The government’s “One People, One Heart” is subterfuge designed to eliminate all alternative power centers and authority figures to emerge independent of the blessing of the ruling party. It is neither original, not healthy: it’s the Marshal Tito plan for Yugoslavia: compulsory unity. On the other hand, the policy pursued by the Opposition–Free-for-all-Diversity, cannot create (given Eritrea’s demographics), the requisite critical mass to be an effective opposition force. It also induces anxiety and plays to the fears of people who believe that without the Crazy Glue of Isaias Afwerki holding the country together, it will spiral out of control.

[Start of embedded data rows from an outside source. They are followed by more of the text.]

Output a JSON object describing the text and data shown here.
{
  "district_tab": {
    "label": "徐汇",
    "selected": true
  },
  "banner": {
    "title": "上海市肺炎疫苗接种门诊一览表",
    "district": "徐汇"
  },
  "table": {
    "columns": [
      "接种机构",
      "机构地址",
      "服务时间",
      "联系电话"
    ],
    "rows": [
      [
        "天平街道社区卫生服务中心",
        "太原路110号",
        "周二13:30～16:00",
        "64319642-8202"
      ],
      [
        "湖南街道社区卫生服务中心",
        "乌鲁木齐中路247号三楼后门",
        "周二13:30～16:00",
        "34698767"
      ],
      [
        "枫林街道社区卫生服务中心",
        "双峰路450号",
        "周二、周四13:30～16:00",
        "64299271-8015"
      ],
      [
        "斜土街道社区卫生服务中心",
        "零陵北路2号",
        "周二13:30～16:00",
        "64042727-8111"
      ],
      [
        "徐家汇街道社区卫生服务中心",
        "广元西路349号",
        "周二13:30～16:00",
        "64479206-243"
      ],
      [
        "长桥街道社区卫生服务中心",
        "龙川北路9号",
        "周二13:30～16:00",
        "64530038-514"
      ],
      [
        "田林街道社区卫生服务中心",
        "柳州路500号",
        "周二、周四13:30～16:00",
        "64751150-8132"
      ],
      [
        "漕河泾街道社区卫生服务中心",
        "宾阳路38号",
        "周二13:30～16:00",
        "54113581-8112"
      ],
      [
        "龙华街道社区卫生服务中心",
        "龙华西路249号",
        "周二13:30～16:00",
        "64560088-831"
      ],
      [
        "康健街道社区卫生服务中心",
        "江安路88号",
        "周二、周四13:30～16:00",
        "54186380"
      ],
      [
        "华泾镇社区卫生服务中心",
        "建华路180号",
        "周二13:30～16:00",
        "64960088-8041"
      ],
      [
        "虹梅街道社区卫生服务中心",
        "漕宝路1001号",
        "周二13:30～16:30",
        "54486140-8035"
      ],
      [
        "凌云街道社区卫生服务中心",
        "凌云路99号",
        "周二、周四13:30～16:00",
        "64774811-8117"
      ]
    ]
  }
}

The least-costly path for positive change is for Isaias Afwerki to resign from the PFDJ; for the PFDJ to change directions and go back to September 17, 2001: to release all political prisoners; to begin an orderly demobilization process; to implement the ratified constitution; to implement the “Draft Proclamation on the Formation of Political Parties and Organizations”8 as well as “Eritrean Electoral Law”9 and call for a National Reconciliation meeting. This is very unlikely to happen–almost in the category of the impossible.
The second-least costly path for positive change is a democratic-coup followed by all the steps outlined above. This is still unlikely, but not impossible.
The most costly path is the path we are on: a disjointed opposition that is unable (it is a feature; not a bug) to create a united front; one that refuses to temper its political programs to reflect nationalism, secularism and independence as its anchors; one that is not realistic enough to know that it cannot pursue the revolutionary “liberate the land, liberate the people” strategy of attrition (Happy Fenkel Day!); and is, therefore, one that has not come to grips with the fact that it will always have a secondary, supportive and, at best, influential role to the change that will come, whenever it comes, from Eritrea.
And that’s why the Silent Majority is silent. It looks at two tracks heading the wrong way. The Isaias Afwerki regime won’t do what is sensible; and the opposition won’t make strategic changes to force the Isaias Afwerki regime to be sensible or remove him. And the Eritrean people, over 60% of whom are under 25 and veterans of un-winnable wars, have no inclination to fight yet another un-winnable war–notwithstanding all the rabble-rousing from their semi-silent compatriots who refuse to give up life’s little comforts.
1. “Views of Africa: Closing The Gap. BusinessReport. 20 Jan. 2015
2.“The Political Economy of Bad Data: Evidence from African Survey & Administrative Statistics – Working Paper 373.” Center For Global Development.
3. Eritrea: Interim Country Strategic Paper, Africa Development Bank Group: 2014-2016
4. World Bank Group. 2015. Global Economic Prospects, January 2015: Having Fiscal Space and Using It. Washington, DC: World Bank. doi: 10.1596/978-1-4648-0444-1. Li- cense: Creative Commons Attribution CC BY 3.0 IGO
5. World Bank. 2013. World Development Report 2014: Risk and Opportunity—Managing Risk for Development. Washington, DC: World Bank. doi: 10.1596/978-0-8213-9903–3. License: Creative Commons Attribution CC BY 3.0
6. Rena, R. (2008). Education in Eritrea: Developmental Challenges. International Journal of Scientific Research in Education, Vol. 1(1), 41-53. Retrieved 11 Nov 2014 from http://www.ijsre.com.
7.World Bank, 2014. Ease of Doing Business Rank.
8. Draft Proclamation on the Formation of Political Parties and Organizations
9. Draft Proclamation on Electoral Law